The ability to detach brings relief; however, even when you totally ‘get’ it, i.e. you can embody it, there is still a need for conscious practice (unless/until it becomes automatic).

Practising detachment is a habit that’s worth cultivating – it is ultimately freeing as it releases you from burdens that don’t belong to you. Relax!

It is essential to take responsibility for the story of your life.

The lifestyle of a victim or martyr does not allow for the serene enjoyment of well-being. 

David Richo, Shadow Dance.


You may not consider yourself a victim, or a martyr, but if you find that you:

  • Consistently focus on what is wrong in the world
  • Move from one drama or crisis to another
  • Blame, complain and criticise more often than not
  • Are a passive observer rather than an active participant in your life
  • Believe that you have little to feel grateful for
  • Look to other people for validation of your self

it’s likely that your psyche’s been hijacked, to some extent, by victim mentality. If you can honestly say that you’re happy, or at least contented, with your life then you need read no further.

If, on the other hand, you find yourself constantly envying others, or wishing ‘If only…’ then it’s probable that you’re stuck in a victim story. I know quite a bit about those, having been the archetypal victim for most of my life.

Of course, when we’re children we don’t have much say about what happens to us; most of us endure unpleasant experiences. If we’ve had adequate nurturing, we might mature sufficiently to process those experiences so that they don’t impact negatively on our adult lives. But what if, as was certainly the case for me, our emotional development is thwarted by the circumstances we are forced to endure as children? We then grow up to look like adults, but the wounded-child part of our psyche loiters in our subconscious, slyly directing our actions so that things never quite work out as we wish. Even if, on the face of it, our lives appear to be satisfactory, constantly comparing our lot unfavourably with that of others suggests that there’s room for improvement.

As Karen Casey, in Timeless Wisdom, points out: When we were young, our parents and siblings served as our teachers, but they weren’t always good ones. We may have learned habits that haunt us still… We can come to believe those teachers did their best. They passed on to us what they had been taught… [we can] discard behaviours that serve us no more and cultivate ones that do.

A good place to start is with some honest, neutral self-reflection (impartiality is essential – beating yourself up will get you nowhere). Socrates claimed that ‘The unexamined life is not worth living’: it’s safe to say that after suffering what my local Women’s Refuge deemed to be ‘dangerous’ levels of abuse during six weeks on the run with a psychopath, I needed to take a long, enquiring look at my life. I’d been desperate to be rescued during those six weeks, but ultimately I had to save myself. The story of my ordeal and recovery is too vast to fit into one blog post; it’s been an epic quest for which I’m still writing the ending.

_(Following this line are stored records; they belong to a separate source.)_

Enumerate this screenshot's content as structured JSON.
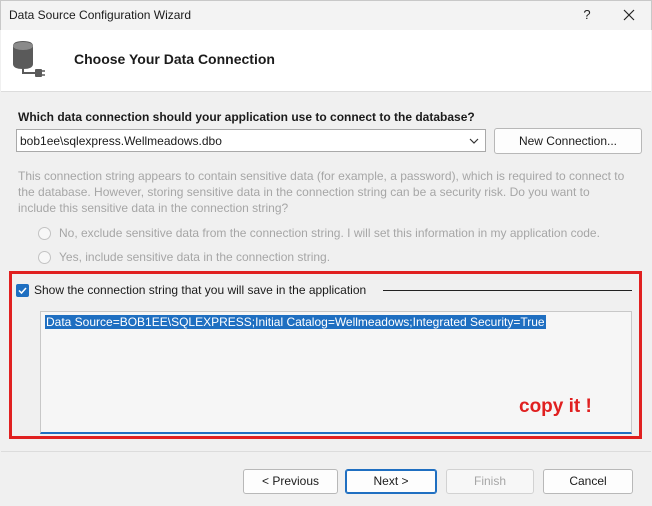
{
  "window": {
    "title": "Data Source Configuration Wizard",
    "help_glyph": "?",
    "close_icon": "close-icon"
  },
  "header": {
    "icon": "database-plug-icon",
    "heading": "Choose Your Data Connection"
  },
  "connection": {
    "question": "Which data connection should your application use to connect to the database?",
    "selected": "bob1ee\\sqlexpress.Wellmeadows.dbo",
    "new_button": "New Connection..."
  },
  "sensitive": {
    "info": "This connection string appears to contain sensitive data (for example, a password), which is required to connect to the database. However, storing sensitive data in the connection string can be a security risk. Do you want to include this sensitive data in the connection string?",
    "options": [
      {
        "label": "No, exclude sensitive data from the connection string. I will set this information in my application code."
      },
      {
        "label": "Yes, include sensitive data in the connection string."
      }
    ]
  },
  "show_string": {
    "label": "Show the connection string that you will save in the application",
    "checked": true,
    "value": "Data Source=BOB1EE\\SQLEXPRESS;Initial Catalog=Wellmeadows;Integrated Security=True",
    "annotation": "copy it !"
  },
  "footer": {
    "previous": "< Previous",
    "next": "Next >",
    "finish": "Finish",
    "cancel": "Cancel"
  },
  "colors": {
    "accent": "#1f6fc1",
    "annotation_red": "#e02020",
    "disabled_text": "#a6a6a6"
  }
}
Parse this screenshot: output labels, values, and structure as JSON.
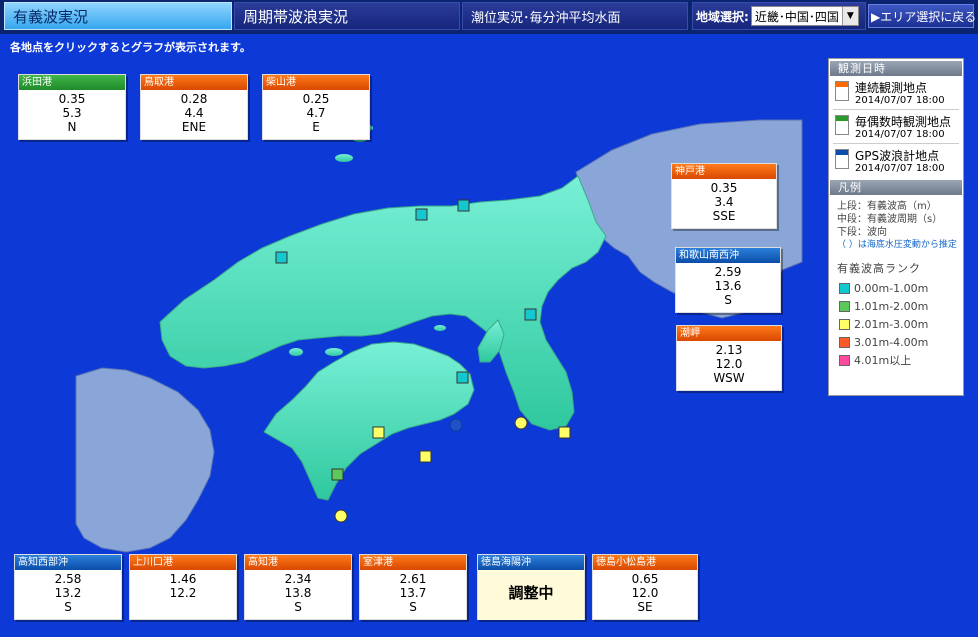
{
  "tabs": [
    {
      "label": "有義波実況",
      "active": true
    },
    {
      "label": "周期帯波浪実況",
      "active": false
    },
    {
      "label": "潮位実況･毎分沖平均水面",
      "active": false
    }
  ],
  "region": {
    "label": "地域選択:",
    "selected": "近畿･中国･四国"
  },
  "back_button": "▶エリア選択に戻る",
  "instruction": "各地点をクリックするとグラフが表示されます。",
  "stations": [
    {
      "name": "浜田港",
      "type": "green",
      "height": "0.35",
      "period": "5.3",
      "direction": "N"
    },
    {
      "name": "鳥取港",
      "type": "orange",
      "height": "0.28",
      "period": "4.4",
      "direction": "ENE"
    },
    {
      "name": "柴山港",
      "type": "orange",
      "height": "0.25",
      "period": "4.7",
      "direction": "E"
    },
    {
      "name": "神戸港",
      "type": "orange",
      "height": "0.35",
      "period": "3.4",
      "direction": "SSE"
    },
    {
      "name": "和歌山南西沖",
      "type": "blue",
      "height": "2.59",
      "period": "13.6",
      "direction": "S"
    },
    {
      "name": "潮岬",
      "type": "orange",
      "height": "2.13",
      "period": "12.0",
      "direction": "WSW"
    },
    {
      "name": "高知西部沖",
      "type": "blue",
      "height": "2.58",
      "period": "13.2",
      "direction": "S"
    },
    {
      "name": "上川口港",
      "type": "orange",
      "height": "1.46",
      "period": "12.2",
      "direction": ""
    },
    {
      "name": "高知港",
      "type": "orange",
      "height": "2.34",
      "period": "13.8",
      "direction": "S"
    },
    {
      "name": "室津港",
      "type": "orange",
      "height": "2.61",
      "period": "13.7",
      "direction": "S"
    },
    {
      "name": "徳島海陽沖",
      "type": "blue",
      "status": "調整中"
    },
    {
      "name": "徳島小松島港",
      "type": "orange",
      "height": "0.65",
      "period": "12.0",
      "direction": "SE"
    }
  ],
  "legend": {
    "obs_title": "観測日時",
    "items": [
      {
        "label": "連続観測地点",
        "time": "2014/07/07 18:00",
        "color": "#ff6a00"
      },
      {
        "label": "毎偶数時観測地点",
        "time": "2014/07/07 18:00",
        "color": "#2a9a2a"
      },
      {
        "label": "GPS波浪計地点",
        "time": "2014/07/07 18:00",
        "color": "#0b4da8"
      }
    ],
    "hanrei_title": "凡例",
    "notes": [
      "上段：有義波高（m）",
      "中段：有義波周期（s）",
      "下段：波向"
    ],
    "note_blue": "（ ）は海底水圧変動から推定",
    "rank_title": "有義波高ランク",
    "ranks": [
      {
        "label": "0.00m-1.00m",
        "color": "#14c8d0"
      },
      {
        "label": "1.01m-2.00m",
        "color": "#5cc85a"
      },
      {
        "label": "2.01m-3.00m",
        "color": "#ffff66"
      },
      {
        "label": "3.01m-4.00m",
        "color": "#ff5a2a"
      },
      {
        "label": "4.01m以上",
        "color": "#ff4aa0"
      }
    ]
  },
  "colors": {
    "sea": "#0d3ad6",
    "land_main": "#66e6c8",
    "land_other": "#8aa6d8"
  }
}
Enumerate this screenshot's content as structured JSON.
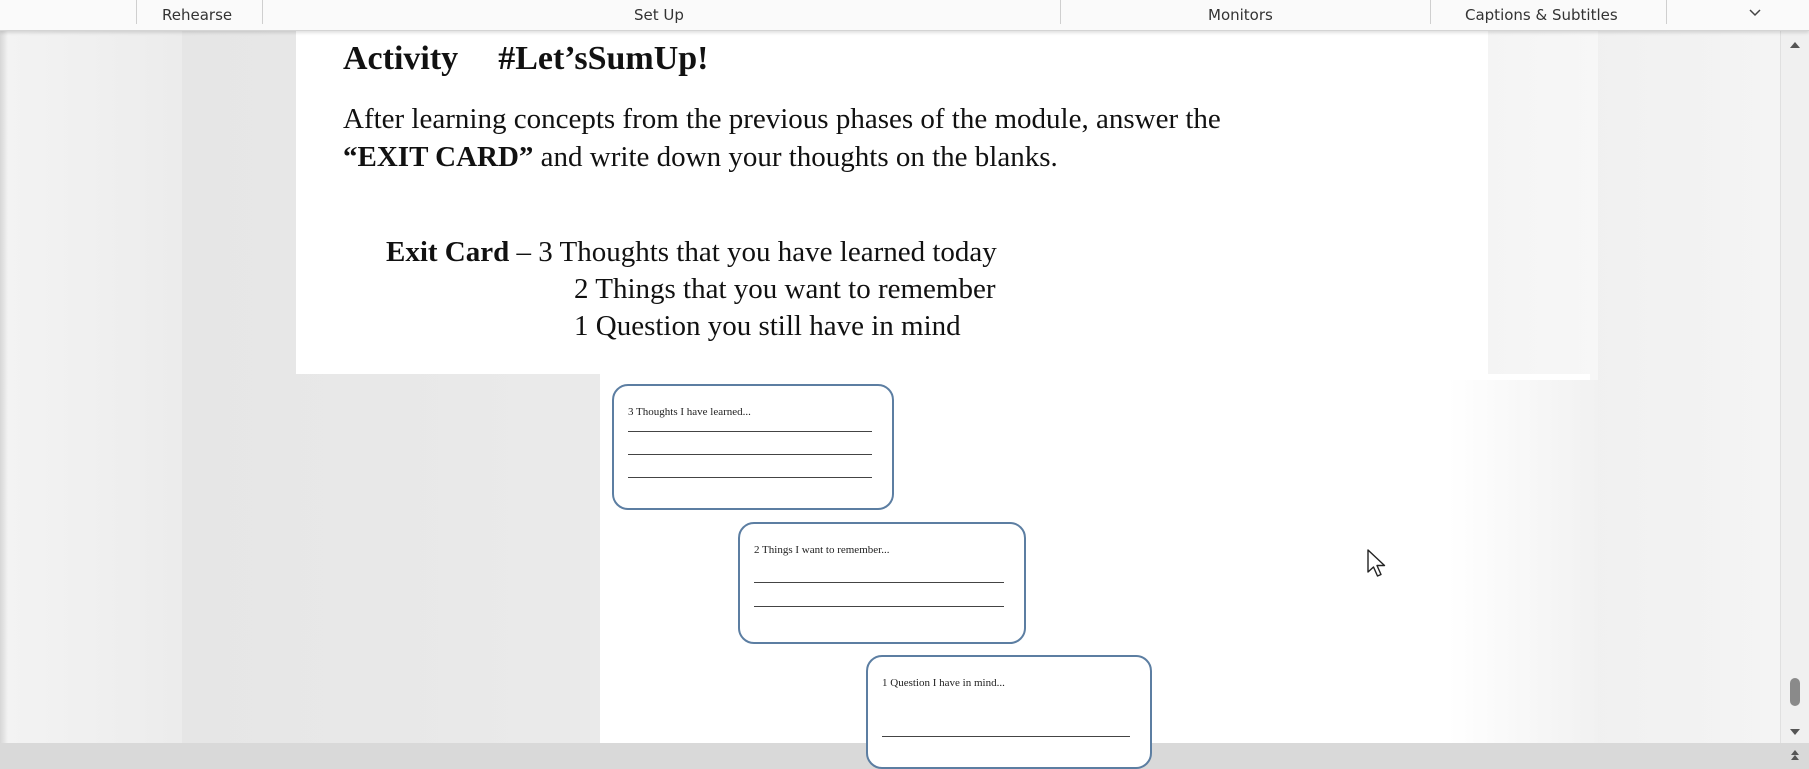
{
  "ribbon": {
    "groups": [
      "Rehearse",
      "Set Up",
      "Monitors",
      "Captions & Subtitles"
    ],
    "collapse_glyph": "⌄"
  },
  "document": {
    "title_left": "Activity",
    "title_right": "#Let’sSumUp!",
    "paragraph_line1": "After learning concepts from the previous phases of the module, answer the",
    "paragraph_bold": "“EXIT CARD”",
    "paragraph_line2_rest": " and write down your thoughts on the blanks.",
    "exit_bold": "Exit Card",
    "exit_line1_rest": " – 3 Thoughts that you have learned today",
    "exit_line2": "2 Things that you want to remember",
    "exit_line3": "1 Question you still have in mind"
  },
  "cards": [
    {
      "label": "3 Thoughts I have learned..."
    },
    {
      "label": "2 Things I want to remember..."
    },
    {
      "label": "1 Question I have in mind..."
    }
  ],
  "icons": {
    "collapse": "chevron-down-icon",
    "cursor": "mouse-pointer-icon",
    "scroll_up": "triangle-up-icon",
    "scroll_down": "triangle-down-icon",
    "previous_slide": "double-up-icon"
  },
  "colors": {
    "card_border": "#5c7ea2",
    "ribbon_bg": "#fafafa",
    "canvas_bg": "#e6e6e6"
  }
}
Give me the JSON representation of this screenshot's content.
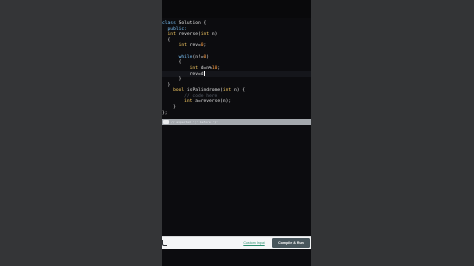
{
  "code_lines": [
    {
      "tokens": [
        {
          "t": "class ",
          "c": "kw"
        },
        {
          "t": "Solution {",
          "c": ""
        }
      ]
    },
    {
      "tokens": [
        {
          "t": "  public:",
          "c": "kw"
        }
      ]
    },
    {
      "tokens": [
        {
          "t": "  int ",
          "c": "ty"
        },
        {
          "t": "reverse(",
          "c": ""
        },
        {
          "t": "int ",
          "c": "ty"
        },
        {
          "t": "n)",
          "c": ""
        }
      ]
    },
    {
      "tokens": [
        {
          "t": "  {",
          "c": ""
        }
      ]
    },
    {
      "tokens": [
        {
          "t": "      int ",
          "c": "ty"
        },
        {
          "t": "rev=",
          "c": ""
        },
        {
          "t": "0",
          "c": "num"
        },
        {
          "t": ";",
          "c": ""
        }
      ]
    },
    {
      "tokens": [
        {
          "t": "",
          "c": ""
        }
      ]
    },
    {
      "tokens": [
        {
          "t": "      while",
          "c": "kw"
        },
        {
          "t": "(n!=",
          "c": ""
        },
        {
          "t": "0",
          "c": "num"
        },
        {
          "t": ")",
          "c": ""
        }
      ]
    },
    {
      "tokens": [
        {
          "t": "      {",
          "c": ""
        }
      ]
    },
    {
      "tokens": [
        {
          "t": "          int ",
          "c": "ty"
        },
        {
          "t": "d=n%",
          "c": ""
        },
        {
          "t": "10",
          "c": "num"
        },
        {
          "t": ";",
          "c": ""
        }
      ]
    },
    {
      "tokens": [
        {
          "t": "          rev=d",
          "c": ""
        }
      ]
    },
    {
      "tokens": [
        {
          "t": "      }",
          "c": ""
        }
      ]
    },
    {
      "tokens": [
        {
          "t": "  }",
          "c": ""
        }
      ]
    },
    {
      "tokens": [
        {
          "t": "    bool ",
          "c": "ty"
        },
        {
          "t": "isPalindrome(",
          "c": ""
        },
        {
          "t": "int ",
          "c": "ty"
        },
        {
          "t": "n) {",
          "c": ""
        }
      ]
    },
    {
      "tokens": [
        {
          "t": "        // code here",
          "c": "cm"
        }
      ]
    },
    {
      "tokens": [
        {
          "t": "        int ",
          "c": "ty"
        },
        {
          "t": "a=reverse(n);",
          "c": ""
        }
      ]
    },
    {
      "tokens": [
        {
          "t": "    }",
          "c": ""
        }
      ]
    },
    {
      "tokens": [
        {
          "t": "};",
          "c": ""
        }
      ]
    }
  ],
  "cursor_line_index": 9,
  "diagnostic": {
    "text": "// expected ';' before '}'"
  },
  "footer": {
    "custom_input_label": "Custom Input",
    "run_label": "Compile & Run"
  }
}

Personal (and post-traumatic) growth has been instrumental in helping me reclaim my life. I’ve learned to recognise when I’m sliding back into victim consciousness and can now take steps to empower myself when that happens.

Caroline Myss, in Sacred Contracts, claims that we all possess a ‘Victim archetype’. It is triggered when we are in situations where we feel inferior and its role is to help us to develop self-worth. A question Myss suggests asking when your victim archetype is triggered is: ‘I am committed to my own empowerment. What choices can I make here that will serve my own empowerment?’

Another way of challenging victim mentality is put forward by life coach Martha Beck. If you find yourself asking ‘Why is this happening to me?’ an objective, inquiring approach is more constructive than a self-pitying one. Because the effects of the challenges in our lives are largely determined by how we respond to them.

In Unexpected Miracles: The Gift of Synchronicity and How to Open It, David Richo asserts that asking what you did to deserve misfortune is less effective than telling yourself ‘This is not about what I did. This is about what I am called to be’. I’m inclined to agree with him. I’m called to be all that I’m capable of being; how about you?